I've also used it to good effect with cyclists, in which scenario it's best used on a stationary cycle trainer.
It's not one for the faint-hearted. Expect to have a desperate desire to lie on the floor gasping for air and asking yourself what on earth came over you to attempt this.
As always, to be truly effective and to minimise injury risk, you do need to have a reasonable base of low intensity steady state training before doing intervals. As popular as the HIIT concept has become, intervals are a performance intervention and are no more than the cherry on top of a very large, well-iced cake.
The study, linked below, also found a positive effect on the health of trained individuals.
In my notation, the "Danish Intervals" session is written like this...
4 Rounds: 5 x (10s Sprint, 20s Hard Running, 30s Easy Running), Rest 2min
How to do it...
Warm up thoroughly, using a combination of steady state cardiovascular activity and some dynamic mobility exercises.
- 10s Sprint - flat out, as hard as you can go
- 20s Hard Running - this is your race pace for 3-5km event. It's a high intensity effort
- 30s Easy Running - jogging to partially recover
- Repeat 5 times
- Rest 2 minutes
Repeat for up to 4 rounds.
(I would strongly suggest that you limit your first Danish Intervals session to 2 rounds, assess how you respond to that and, only then, add further rounds in subsequent sessions).

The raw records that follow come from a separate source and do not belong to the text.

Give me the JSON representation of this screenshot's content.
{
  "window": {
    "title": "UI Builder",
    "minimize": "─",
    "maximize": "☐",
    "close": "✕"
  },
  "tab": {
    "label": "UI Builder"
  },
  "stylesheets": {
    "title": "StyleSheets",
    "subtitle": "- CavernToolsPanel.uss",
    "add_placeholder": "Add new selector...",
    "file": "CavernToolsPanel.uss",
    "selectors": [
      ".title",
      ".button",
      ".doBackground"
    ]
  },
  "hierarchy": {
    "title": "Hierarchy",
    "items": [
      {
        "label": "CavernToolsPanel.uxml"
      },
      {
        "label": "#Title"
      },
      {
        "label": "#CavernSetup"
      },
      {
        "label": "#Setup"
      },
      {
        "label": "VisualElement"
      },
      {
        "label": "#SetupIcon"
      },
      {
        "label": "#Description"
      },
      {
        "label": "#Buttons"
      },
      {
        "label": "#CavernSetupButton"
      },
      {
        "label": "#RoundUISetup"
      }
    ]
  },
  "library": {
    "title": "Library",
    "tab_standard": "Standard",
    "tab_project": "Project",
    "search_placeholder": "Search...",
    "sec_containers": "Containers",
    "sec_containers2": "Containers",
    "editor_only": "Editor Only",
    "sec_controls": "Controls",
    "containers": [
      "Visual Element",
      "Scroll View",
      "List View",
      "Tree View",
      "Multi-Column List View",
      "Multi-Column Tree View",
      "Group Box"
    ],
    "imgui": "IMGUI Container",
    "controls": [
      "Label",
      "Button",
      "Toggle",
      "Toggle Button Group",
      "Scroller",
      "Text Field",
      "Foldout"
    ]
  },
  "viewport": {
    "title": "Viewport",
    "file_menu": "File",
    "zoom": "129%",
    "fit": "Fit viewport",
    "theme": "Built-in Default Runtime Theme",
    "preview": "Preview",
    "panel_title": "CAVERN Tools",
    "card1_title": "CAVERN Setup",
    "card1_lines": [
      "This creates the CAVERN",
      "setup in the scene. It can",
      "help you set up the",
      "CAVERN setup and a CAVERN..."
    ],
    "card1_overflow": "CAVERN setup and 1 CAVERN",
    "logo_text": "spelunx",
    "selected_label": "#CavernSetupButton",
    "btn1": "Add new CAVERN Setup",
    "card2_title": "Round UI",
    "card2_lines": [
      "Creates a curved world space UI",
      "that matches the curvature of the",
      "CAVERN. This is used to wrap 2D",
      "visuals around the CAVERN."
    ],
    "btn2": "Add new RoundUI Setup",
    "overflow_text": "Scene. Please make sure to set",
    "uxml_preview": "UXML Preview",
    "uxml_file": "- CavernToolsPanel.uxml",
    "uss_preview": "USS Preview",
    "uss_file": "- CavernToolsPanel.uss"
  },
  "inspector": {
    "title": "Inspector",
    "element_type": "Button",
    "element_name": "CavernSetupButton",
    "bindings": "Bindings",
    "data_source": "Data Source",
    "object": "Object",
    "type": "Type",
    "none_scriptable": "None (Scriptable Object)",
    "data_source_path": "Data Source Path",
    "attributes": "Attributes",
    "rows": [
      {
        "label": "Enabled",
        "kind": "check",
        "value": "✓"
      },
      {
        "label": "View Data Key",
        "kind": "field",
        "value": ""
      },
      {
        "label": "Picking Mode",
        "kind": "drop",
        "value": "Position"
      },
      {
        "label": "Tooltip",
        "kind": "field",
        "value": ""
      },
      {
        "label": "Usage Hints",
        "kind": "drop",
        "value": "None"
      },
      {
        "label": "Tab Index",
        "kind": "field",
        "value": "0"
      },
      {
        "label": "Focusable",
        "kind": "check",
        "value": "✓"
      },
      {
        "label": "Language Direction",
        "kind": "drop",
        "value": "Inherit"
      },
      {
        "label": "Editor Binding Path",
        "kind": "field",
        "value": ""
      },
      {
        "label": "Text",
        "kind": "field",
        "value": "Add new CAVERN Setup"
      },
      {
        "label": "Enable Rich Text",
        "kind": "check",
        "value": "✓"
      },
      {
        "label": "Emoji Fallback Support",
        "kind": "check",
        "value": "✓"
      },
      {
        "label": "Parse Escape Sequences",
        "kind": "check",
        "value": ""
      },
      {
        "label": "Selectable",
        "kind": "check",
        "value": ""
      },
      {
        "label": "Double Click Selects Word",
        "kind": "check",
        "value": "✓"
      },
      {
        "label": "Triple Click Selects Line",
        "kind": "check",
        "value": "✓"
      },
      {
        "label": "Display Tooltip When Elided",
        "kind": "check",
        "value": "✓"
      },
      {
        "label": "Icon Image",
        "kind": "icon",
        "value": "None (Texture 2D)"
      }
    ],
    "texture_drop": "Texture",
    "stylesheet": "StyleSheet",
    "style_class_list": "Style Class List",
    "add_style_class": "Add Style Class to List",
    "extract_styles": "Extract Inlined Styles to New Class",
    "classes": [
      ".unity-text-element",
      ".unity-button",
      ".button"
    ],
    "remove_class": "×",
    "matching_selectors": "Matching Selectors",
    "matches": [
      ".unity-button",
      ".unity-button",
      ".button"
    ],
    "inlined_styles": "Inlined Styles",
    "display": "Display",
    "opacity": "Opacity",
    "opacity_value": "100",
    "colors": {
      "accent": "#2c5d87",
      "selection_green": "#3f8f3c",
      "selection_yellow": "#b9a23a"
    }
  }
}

After you've completed the intervals, do at least 10 minutes of very easy jogging/walking to cool down properly.